Milikapiti AOD Diversion Bike Building Project
Just in time for the June Bush Holidays on Melville Island, kids from Milikapiti community got a nice surprise when 16 bikes were built for them by community members participating in an Alcohol Reference Group Bike Building Workshop at Milikapiti Men’s Centre. The project aims to promote healthy lifestyles in the community through the recycling of strong, reliable, low maintenance ‘Bush Bikes’ that perform well in bush conditions. The workshop was collaboratively supported by the Milikapiti Alcohol Reference Group, The Milikapiti Health Clinic, Tiwi Islands Training and Education Board and Chief Bike Mechanic, Brian Dalliston, of Deadly Treadlies Darwin.
At the start of the program, 16 bike frames, 32 wheels, and a lot of bike parts arrived by barge in preparation for the big ‘build up’. After five days of hard work, the bikes were passed fit and ready for the next stage of their journey. At a small handover ceremony, Connell Tipoloura, chairman of the Milikapiti Alcohol Reference Group handed over the bikes to the Milikapiti Recreation Centre to be used by children as an after school activity. The young men involved in the program gained useful skills in maintaining and repairing bikes they had built ‘from the ground up’.
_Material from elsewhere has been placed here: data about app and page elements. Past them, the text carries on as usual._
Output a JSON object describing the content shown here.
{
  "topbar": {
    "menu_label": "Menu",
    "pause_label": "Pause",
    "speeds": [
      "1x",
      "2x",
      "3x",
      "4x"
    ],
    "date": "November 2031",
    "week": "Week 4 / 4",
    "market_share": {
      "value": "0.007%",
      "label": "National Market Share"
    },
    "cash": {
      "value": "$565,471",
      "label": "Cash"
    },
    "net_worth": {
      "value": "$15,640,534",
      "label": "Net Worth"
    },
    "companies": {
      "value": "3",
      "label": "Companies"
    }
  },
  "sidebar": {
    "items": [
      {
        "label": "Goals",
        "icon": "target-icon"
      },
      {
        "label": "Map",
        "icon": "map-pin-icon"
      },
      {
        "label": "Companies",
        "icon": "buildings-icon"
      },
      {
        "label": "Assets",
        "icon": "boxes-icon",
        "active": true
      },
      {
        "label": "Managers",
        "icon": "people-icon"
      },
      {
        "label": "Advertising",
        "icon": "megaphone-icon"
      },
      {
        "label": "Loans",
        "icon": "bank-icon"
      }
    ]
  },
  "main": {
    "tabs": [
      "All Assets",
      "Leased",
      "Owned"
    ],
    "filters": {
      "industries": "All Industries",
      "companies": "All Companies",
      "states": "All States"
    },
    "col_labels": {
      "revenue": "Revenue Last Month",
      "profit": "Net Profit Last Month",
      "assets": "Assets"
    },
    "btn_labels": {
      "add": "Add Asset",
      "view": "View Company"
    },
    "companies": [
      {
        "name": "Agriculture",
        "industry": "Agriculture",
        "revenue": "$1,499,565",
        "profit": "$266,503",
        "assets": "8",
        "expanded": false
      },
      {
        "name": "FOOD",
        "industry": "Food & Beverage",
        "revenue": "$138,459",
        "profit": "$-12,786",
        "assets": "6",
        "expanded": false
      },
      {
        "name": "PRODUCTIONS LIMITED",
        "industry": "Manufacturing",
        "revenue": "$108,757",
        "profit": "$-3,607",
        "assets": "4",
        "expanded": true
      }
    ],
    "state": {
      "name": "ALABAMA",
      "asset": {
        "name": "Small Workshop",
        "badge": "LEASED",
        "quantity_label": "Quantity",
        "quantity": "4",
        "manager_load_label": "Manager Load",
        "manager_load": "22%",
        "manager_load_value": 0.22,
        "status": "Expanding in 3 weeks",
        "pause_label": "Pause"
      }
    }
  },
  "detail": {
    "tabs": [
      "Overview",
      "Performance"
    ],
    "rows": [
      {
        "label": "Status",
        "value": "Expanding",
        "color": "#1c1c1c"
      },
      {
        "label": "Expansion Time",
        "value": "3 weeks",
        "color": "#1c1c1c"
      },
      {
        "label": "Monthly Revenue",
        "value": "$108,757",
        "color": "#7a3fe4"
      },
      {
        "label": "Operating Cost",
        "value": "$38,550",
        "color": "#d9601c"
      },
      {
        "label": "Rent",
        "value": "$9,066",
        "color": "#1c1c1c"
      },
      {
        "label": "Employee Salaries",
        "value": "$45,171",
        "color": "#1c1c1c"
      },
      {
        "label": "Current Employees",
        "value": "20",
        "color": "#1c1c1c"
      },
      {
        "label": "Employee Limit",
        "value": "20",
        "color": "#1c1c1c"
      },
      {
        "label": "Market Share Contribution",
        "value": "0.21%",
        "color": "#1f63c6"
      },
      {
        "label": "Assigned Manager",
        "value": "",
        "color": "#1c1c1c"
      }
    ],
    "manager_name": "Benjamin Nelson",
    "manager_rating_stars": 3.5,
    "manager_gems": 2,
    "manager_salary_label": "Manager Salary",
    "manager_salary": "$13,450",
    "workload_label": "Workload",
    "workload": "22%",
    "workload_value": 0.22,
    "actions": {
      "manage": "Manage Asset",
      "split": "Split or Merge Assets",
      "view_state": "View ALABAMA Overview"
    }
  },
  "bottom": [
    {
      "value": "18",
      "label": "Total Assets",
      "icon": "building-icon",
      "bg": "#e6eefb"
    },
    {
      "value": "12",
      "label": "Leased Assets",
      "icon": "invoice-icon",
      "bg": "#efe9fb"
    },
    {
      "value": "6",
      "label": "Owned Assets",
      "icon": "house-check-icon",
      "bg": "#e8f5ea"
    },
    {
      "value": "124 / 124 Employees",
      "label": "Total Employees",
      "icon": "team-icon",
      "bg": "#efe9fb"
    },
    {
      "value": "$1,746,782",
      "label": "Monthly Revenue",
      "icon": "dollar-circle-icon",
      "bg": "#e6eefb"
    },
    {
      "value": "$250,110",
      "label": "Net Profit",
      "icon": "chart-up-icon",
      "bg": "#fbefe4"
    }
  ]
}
By all reports, the kids on Bush Holiday gave them a really good work out!
For more information about AAIs email AAISystems.DoH@nt.gov.au